``I knew someone who played softball with her, and the word I got was how incredibly athletic and fast and aggressive she was,'' Burns said. ``All she did in high school was chase the ball and kick it out, so I'm not sure if they were getting the most of her abilities.''
Burns' efforts paid off, and Ruppert decided on Camden County ``because I could play competitive soccer, but it's still fun. I love playing soccer, but no way I'm getting up at five in the morning for practice like they do at some schools.''
Camden County went 11-7-1 and reached the Region 19 playoffs last season, with Ruppert earning second-team all-region honors. This season, her reputation precedes her.
``When we played Gloucester, their coach [Dan Roberts] was telling me before the game: `If we can just get past Ruppert, I think we'll have a chance,' '' said Burns, whose team won, 3-0.
Ruppert said her determination to prevent goals was more a case of loyalty than pride.
``I just don't want to let my team down or let myself down,'' she said. ``I just try not to let them get by me or turn their bodies, then I try to get it to the front line. Sometimes I can't even find the ball; I just kick it without looking.''
Which is why Burns does not play Ruppert at sweeper.
``She's so aggressive that she gets a couple calls each game for fouling,'' the coach said. ``I couldn't have her that deep in the box committing fouls.''
The coach will take those fouls, though, as long as the tenacity comes with them.
``She just never gives up,'' Burns said. ``She will play until she drops, and you can't ask for more than that from a player. She'll keel over before she stops, and she runs through people.
``She's only 5-3, but she's got muscular legs. I always like when I hear people watching the game going, `Look at that little No. 4. She's fast, she's good.' ''
Ruppert intends to transfer to a four-year school, but she believes this could be the end of her soccer career.
``I have to start working and get some money,'' she said. ``It's kind of rough to go to classes, work a job, and play soccer.''
Burns hopes she will reconsider.

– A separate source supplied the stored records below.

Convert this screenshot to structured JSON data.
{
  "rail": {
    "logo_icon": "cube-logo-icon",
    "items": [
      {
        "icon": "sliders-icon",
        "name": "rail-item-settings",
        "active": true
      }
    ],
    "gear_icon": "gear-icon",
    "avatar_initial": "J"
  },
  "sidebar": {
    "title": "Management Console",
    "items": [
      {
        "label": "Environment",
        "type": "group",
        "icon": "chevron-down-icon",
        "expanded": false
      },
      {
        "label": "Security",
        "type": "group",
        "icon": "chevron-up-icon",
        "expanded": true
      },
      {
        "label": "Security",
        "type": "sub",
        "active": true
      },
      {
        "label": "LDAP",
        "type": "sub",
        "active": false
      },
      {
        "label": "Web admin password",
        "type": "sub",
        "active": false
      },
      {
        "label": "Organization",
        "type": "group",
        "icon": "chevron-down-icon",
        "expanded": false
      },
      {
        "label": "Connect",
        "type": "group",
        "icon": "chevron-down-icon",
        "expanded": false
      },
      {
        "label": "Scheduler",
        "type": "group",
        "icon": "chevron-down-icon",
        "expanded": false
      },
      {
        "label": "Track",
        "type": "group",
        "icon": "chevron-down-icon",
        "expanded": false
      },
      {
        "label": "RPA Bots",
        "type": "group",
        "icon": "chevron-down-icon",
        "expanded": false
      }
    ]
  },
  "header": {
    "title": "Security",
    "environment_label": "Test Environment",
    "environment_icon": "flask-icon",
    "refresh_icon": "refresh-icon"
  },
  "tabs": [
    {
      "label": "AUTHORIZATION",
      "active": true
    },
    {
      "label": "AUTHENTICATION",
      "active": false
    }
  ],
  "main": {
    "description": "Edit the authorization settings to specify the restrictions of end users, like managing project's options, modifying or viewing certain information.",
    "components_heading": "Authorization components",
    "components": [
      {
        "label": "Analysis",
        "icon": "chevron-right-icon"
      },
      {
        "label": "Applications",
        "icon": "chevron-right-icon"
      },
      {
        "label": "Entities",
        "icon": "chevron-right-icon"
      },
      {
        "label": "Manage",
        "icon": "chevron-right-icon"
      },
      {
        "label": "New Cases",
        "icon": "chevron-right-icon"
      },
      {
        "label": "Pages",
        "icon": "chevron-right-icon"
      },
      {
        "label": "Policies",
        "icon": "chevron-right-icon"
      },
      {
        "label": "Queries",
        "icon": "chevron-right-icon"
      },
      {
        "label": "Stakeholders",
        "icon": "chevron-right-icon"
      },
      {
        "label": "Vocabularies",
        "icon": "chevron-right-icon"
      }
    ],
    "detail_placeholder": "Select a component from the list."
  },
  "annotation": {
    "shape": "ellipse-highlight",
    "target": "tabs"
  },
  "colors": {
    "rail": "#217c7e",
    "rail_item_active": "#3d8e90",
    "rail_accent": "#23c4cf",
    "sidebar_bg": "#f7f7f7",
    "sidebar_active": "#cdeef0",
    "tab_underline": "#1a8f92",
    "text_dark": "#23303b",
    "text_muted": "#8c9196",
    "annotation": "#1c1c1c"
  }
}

``I'm trying to remind her that she didn't want to play here two years ago, but she's kept her grades up and still played,'' she said. ``She's a really good player.''
As long as she can avoid those elbows, of course.